“Hearing tests are not painful, and they are necessary,” says Dr. Mankarious. Infant screening to measure how the ear and brain respond to sound takes only a few minutes. Providers may attach electrodes to your baby’s head or place a small device in their ear. Newborns who don’t pass the screening are referred to an ENT for diagnosis and treatment. The ENT works with an audiologist who performs more tests.

Children are typically screened again by their pediatrician at age 4, and some schools may offer more screening for elementary-age children, says Dr. Mankarious. “In between, there are other developmental milestones that pediatricians track. If children don’t hit those milestones, doctors start to look at hearing loss as one possible cause.”

For toddlers and older children who can follow instructions, hearing tests rely more heavily on behavioral response. Tests can involve play, response to verbal commands, and response to sound while listening through earphones.

Treating pediatric hearing loss

Most children with hearing loss will be treated with one of these options:

Ear tubes

If your child has chronic ear infections, your provider may suggest ear tubes. These small vents remain in the ear temporarily to help fluid drain properly. Tubes are usually placed around age 1 but can be used in children as young as 3 months in severe cases.

An ENT specialist performs the surgery in an operating room while the child is under anesthesia. The procedure lasts only a few minutes. “The tubes generally fall out on their own in 9 months,” says Dr. Mankarious. “They are about 95% effective. Children who get a set of tubes may not need a second set.”

Hearing aids

For conductive hearing loss with anatomical causes, like a closed ear canal or a problem with the bones of the inner ear, doctors often prescribe hearing aids. A hearing aid is a small electronic medical device worn on the outer ear that amplifies sound. It’s customized to your child’s level of hearing loss.

“When the middle ear or ear canal is not formed properly, some conditions can be corrected surgically and some are permanent. If the problem can be addressed with a hearing aid, it’s usually the first choice for treatment to avoid surgical complications,” says Dr. Mankarious.

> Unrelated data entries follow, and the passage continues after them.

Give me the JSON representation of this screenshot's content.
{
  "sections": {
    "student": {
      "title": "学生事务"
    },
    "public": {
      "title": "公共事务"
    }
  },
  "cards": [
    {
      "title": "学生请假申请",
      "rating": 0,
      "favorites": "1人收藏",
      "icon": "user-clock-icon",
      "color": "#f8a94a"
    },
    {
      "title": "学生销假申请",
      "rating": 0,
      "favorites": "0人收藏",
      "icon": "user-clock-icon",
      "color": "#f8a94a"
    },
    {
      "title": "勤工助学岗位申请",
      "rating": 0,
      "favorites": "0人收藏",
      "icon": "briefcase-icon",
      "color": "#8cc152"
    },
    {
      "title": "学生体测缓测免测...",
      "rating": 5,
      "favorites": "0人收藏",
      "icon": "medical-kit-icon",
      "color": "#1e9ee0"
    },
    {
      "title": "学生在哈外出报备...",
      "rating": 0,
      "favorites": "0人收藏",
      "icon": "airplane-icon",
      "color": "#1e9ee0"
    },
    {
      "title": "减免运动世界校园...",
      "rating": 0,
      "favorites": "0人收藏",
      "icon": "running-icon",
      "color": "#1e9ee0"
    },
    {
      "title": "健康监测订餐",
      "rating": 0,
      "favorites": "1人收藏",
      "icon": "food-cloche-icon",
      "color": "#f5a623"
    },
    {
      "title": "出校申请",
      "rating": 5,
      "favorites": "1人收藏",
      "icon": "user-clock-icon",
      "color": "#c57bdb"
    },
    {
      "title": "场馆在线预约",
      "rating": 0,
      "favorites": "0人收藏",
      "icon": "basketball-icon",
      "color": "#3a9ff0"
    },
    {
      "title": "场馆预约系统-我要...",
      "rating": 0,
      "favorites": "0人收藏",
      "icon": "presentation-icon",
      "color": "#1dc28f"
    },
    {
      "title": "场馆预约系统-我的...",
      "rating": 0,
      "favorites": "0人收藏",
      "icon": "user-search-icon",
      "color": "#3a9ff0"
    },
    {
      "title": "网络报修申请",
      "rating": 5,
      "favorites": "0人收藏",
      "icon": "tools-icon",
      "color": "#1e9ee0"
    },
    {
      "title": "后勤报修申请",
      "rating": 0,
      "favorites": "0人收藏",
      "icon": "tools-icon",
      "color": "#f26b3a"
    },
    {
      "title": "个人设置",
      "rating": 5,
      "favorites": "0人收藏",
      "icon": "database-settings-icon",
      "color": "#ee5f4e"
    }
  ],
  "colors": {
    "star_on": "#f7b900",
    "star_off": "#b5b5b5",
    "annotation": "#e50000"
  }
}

Cochlear implants

In cases when hearing aids can’t amplify sound enough, a cochlear implant is an option. These implants work by sending sound directly to the auditory nerve. Implants have two parts:

  1. A surgically implanted device
  2. A processor that a child wears behind their ear or on their head

The sooner a child receives a cochlear implant, the better for their overall development. “Children who receive implants before age 1 do much better in the long run than children who receive implants after age 2,” says Dr. Mankarious.

She stresses that a cochlear implant is just one option for severe hearing loss. Parents concerned about surgical intervention may opt to have their child learn American Sign Language (ASL). Just like verbal language, ASL facilitates development for hearing-impaired children, she says.

How to support your child’s hearing

Because hearing loss has a significant effect on a child’s development, parents should take steps to protect their children’s hearing:

  • Make sure your child has a newborn screening and screening at age 4.
  • If your child doesn’t pass a screening, follow up immediately with a specialist who can offer testing, diagnosis, and treatment.
  • If you suspect hearing loss at any time, talk to your child’s pediatrician right away.

“As a parent, be persistent and remember timing is key,” says Dr. Mankarious. “It’s essential to address pediatric hearing loss at an early age and provide all the support your child needs.”

Headshot of Leila Mankarious, MD


Pediatric Ear, Nose, and Throat Specialist